• **WORK REQUEST**
The records appear below. Set down exactly each line from the one that contains "Give me the" through the last, both included.

++++++++

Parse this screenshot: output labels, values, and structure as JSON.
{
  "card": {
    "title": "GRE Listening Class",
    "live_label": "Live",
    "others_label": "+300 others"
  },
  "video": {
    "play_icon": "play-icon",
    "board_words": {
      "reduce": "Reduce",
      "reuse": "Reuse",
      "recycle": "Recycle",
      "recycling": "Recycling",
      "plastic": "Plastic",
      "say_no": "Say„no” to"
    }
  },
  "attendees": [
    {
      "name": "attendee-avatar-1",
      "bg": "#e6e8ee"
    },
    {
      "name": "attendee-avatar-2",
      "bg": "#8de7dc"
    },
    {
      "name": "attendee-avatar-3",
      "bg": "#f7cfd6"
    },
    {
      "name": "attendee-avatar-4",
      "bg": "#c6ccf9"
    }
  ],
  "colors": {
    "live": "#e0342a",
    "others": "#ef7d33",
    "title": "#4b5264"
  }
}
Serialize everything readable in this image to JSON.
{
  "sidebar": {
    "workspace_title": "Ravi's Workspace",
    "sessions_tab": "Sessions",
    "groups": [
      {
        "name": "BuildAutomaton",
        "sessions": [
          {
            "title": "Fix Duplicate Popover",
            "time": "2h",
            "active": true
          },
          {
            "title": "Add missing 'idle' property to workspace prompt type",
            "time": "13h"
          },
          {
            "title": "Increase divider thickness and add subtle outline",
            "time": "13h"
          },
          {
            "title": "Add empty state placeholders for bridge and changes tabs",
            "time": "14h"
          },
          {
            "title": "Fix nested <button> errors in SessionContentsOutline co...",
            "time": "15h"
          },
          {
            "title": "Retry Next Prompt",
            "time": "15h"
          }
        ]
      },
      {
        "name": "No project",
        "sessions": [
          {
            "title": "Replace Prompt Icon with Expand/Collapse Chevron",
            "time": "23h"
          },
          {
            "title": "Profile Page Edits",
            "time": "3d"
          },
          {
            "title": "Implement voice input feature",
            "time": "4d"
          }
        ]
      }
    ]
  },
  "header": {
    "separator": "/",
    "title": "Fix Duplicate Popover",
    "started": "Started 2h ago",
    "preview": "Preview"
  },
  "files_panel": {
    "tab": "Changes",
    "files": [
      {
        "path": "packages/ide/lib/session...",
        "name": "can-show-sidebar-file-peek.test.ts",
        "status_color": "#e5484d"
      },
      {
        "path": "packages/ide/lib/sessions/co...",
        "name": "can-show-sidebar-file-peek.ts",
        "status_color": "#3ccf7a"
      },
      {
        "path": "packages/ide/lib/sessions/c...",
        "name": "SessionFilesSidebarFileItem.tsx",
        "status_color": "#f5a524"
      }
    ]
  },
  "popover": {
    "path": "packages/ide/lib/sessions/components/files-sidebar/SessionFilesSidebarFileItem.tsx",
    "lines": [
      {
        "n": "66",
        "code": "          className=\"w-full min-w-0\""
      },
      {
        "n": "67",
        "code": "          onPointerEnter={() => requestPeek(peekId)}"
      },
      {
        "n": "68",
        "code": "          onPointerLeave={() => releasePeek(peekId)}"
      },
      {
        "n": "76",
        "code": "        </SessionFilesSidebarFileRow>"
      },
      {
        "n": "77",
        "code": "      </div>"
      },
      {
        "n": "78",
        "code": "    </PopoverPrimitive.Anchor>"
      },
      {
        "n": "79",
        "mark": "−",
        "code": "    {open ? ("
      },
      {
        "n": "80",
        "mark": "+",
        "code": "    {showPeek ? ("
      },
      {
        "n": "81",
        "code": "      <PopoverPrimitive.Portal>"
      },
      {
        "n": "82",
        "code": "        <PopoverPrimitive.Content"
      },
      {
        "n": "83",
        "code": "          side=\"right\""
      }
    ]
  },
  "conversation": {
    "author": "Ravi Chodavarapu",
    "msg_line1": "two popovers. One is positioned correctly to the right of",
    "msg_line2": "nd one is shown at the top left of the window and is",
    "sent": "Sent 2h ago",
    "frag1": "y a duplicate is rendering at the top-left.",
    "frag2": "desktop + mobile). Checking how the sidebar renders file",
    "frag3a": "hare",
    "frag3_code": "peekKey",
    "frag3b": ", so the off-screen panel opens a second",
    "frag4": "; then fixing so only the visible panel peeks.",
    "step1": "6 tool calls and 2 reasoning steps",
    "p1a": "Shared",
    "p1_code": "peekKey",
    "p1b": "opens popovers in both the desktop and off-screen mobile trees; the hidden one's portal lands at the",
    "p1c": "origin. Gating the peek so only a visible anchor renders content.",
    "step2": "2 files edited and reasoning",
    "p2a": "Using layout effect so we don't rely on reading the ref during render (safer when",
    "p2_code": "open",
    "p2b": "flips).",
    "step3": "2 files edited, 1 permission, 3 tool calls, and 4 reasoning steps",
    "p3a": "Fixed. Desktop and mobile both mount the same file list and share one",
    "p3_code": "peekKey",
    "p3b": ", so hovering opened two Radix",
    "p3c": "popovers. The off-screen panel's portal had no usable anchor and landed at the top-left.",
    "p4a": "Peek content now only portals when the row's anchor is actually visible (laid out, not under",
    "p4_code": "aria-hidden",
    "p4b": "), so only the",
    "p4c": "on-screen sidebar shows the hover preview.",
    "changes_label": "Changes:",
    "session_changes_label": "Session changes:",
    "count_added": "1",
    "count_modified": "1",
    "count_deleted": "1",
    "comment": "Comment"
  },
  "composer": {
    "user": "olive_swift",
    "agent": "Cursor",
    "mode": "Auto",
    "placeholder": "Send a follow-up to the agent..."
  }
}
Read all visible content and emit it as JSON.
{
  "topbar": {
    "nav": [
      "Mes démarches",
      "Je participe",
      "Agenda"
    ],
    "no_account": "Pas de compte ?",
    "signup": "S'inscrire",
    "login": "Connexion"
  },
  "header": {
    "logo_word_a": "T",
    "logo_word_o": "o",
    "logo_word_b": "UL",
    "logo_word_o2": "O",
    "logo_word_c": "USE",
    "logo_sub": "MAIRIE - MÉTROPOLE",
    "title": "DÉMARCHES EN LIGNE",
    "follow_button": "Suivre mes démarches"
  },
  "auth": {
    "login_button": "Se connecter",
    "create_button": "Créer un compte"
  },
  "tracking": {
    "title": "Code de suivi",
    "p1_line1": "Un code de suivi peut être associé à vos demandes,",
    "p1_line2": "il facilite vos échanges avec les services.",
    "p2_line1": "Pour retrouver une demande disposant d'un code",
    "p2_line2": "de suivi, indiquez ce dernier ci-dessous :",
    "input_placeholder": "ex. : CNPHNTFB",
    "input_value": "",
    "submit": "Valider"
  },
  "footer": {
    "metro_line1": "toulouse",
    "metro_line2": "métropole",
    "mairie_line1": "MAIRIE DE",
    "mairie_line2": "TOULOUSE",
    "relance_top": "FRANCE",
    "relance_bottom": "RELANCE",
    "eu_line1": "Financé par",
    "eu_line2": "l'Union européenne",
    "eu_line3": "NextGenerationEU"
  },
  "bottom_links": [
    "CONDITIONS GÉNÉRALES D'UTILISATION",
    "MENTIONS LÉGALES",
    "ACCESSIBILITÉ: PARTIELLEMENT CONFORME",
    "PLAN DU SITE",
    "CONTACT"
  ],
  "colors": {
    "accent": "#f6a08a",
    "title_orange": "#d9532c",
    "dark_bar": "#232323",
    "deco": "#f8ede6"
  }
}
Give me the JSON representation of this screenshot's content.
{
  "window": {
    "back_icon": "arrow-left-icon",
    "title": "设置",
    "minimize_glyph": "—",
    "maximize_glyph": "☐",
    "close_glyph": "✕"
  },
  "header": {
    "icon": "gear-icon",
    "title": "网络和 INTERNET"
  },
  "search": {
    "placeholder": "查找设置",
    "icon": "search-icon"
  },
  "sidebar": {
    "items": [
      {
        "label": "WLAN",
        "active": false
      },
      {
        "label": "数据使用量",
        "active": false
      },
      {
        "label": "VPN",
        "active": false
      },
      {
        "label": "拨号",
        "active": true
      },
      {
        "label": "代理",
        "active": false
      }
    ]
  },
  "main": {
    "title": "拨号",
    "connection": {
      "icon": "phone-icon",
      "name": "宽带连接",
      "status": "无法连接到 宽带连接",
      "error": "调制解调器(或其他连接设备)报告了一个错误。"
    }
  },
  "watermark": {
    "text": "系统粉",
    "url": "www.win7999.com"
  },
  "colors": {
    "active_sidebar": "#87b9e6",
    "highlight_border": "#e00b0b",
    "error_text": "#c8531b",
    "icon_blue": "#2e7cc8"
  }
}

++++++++

• **TASK ANSWER**
Give me the JSON representation of this screenshot's content.
{
  "window": {
    "back_icon": "arrow-left-icon",
    "title": "设置",
    "minimize_glyph": "—",
    "maximize_glyph": "☐",
    "close_glyph": "✕"
  },
  "header": {
    "icon": "gear-icon",
    "title": "网络和 INTERNET"
  },
  "search": {
    "placeholder": "查找设置",
    "icon": "search-icon"
  },
  "sidebar": {
    "items": [
      {
        "label": "WLAN",
        "active": false
      },
      {
        "label": "数据使用量",
        "active": false
      },
      {
        "label": "VPN",
        "active": false
      },
      {
        "label": "拨号",
        "active": true
      },
      {
        "label": "代理",
        "active": false
      }
    ]
  },
  "main": {
    "title": "拨号",
    "connection": {
      "icon": "phone-icon",
      "name": "宽带连接",
      "status": "无法连接到 宽带连接",
      "error": "调制解调器(或其他连接设备)报告了一个错误。"
    }
  },
  "watermark": {
    "text": "系统粉",
    "url": "www.win7999.com"
  },
  "colors": {
    "active_sidebar": "#87b9e6",
    "highlight_border": "#e00b0b",
    "error_text": "#c8531b",
    "icon_blue": "#2e7cc8"
  }
}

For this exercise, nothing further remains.